Jones currently serves as the Multicultural Services Coordinate, the Black Student Union Advisor, and the Coordinator of African American Parent Council P.U.R.E (Parents United for Responsible Education) at Vel Phillips Memorial High School. Her educational philosophy is very simple, students do not care how much you know, until they know how much you care. Caring is what they need first, after they know she cares, then they open their hearts and minds, and she can counsel them.

Lucía Nuñez

Lucía Nuñez just retired from Madison Area Technical College where she served as the first vice president of Equity, Inclusion, and Community Engagement. She has 30-plus years of experience in the public, non-profit, social service, and education sectors. Nuñez served as the Director of the City of Madison Department of Civil Rights for 10 years and prior to holding that position, she was the Equal Rights Division Administrator for the Wisconsin Department of Workforce Development (DWD). She also served as the Deputy Secretary for the Wisconsin Department of Workforce Development. From 1999-2003, she was the Executive Director of Centro Hispano of Dane County. Before moving to Madison, she was the Senior Curriculum Specialist at the Stanford Program on International and Cross-Cultural Education (SPICE) at Stanford University in Palo Alto, California. She has also been a teacher, a trainer, and a Peace Corps volunteer.

She received her master’s in international education from the University of Massachusetts in Amherst, Massachusetts. And received her bachelor’s of arts in Political Science and Hispanic Studies from Connecticut College in Connecticut.  
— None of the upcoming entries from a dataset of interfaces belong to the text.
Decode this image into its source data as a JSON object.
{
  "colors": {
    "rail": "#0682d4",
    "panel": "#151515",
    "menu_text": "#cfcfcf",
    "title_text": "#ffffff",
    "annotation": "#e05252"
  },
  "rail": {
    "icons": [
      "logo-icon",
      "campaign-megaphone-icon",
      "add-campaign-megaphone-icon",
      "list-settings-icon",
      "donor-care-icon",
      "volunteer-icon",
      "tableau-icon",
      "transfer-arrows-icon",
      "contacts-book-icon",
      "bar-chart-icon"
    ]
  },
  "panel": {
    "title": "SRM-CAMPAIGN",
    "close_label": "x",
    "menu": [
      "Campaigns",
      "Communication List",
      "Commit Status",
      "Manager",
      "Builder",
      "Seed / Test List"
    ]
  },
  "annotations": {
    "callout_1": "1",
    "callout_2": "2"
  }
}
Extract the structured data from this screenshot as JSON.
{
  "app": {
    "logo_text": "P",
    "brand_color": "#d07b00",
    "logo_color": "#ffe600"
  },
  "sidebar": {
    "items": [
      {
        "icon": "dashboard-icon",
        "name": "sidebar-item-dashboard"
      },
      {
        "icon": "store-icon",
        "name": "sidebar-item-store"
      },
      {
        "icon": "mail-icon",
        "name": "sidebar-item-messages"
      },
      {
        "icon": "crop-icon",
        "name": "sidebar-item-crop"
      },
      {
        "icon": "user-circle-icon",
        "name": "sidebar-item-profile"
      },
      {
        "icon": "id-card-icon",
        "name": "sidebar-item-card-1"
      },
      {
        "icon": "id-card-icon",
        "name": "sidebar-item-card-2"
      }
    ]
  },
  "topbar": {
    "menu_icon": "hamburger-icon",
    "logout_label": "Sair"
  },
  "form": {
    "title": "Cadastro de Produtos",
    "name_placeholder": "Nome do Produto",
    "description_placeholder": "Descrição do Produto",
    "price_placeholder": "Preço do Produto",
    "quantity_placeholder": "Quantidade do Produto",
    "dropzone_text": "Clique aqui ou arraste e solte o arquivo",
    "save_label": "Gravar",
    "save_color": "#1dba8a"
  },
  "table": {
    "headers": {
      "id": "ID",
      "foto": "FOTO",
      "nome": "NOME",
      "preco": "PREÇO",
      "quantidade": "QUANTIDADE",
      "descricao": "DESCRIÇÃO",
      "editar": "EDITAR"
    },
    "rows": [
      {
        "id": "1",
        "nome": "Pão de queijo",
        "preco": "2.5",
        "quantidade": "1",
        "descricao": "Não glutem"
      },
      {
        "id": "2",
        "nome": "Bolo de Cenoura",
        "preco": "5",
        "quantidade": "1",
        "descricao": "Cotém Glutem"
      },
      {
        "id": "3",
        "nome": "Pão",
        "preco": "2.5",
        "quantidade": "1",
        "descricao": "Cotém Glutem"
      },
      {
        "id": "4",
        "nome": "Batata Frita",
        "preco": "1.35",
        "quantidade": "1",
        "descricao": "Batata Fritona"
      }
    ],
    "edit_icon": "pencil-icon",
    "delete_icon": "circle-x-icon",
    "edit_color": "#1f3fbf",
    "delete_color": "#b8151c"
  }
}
YWCA Madison is proud to have recognized 251 women since the first Woman of Distinction was bestowed the honor in 1974. The honorees’ community service, professional achievement, integrity, leadership, and dedication to the lives of others stand as a reflection of YWCA Madison’s historic mission and values. These awards were established to increase community awareness and appreciation of the diverse contributions of women in the workforce and in the community.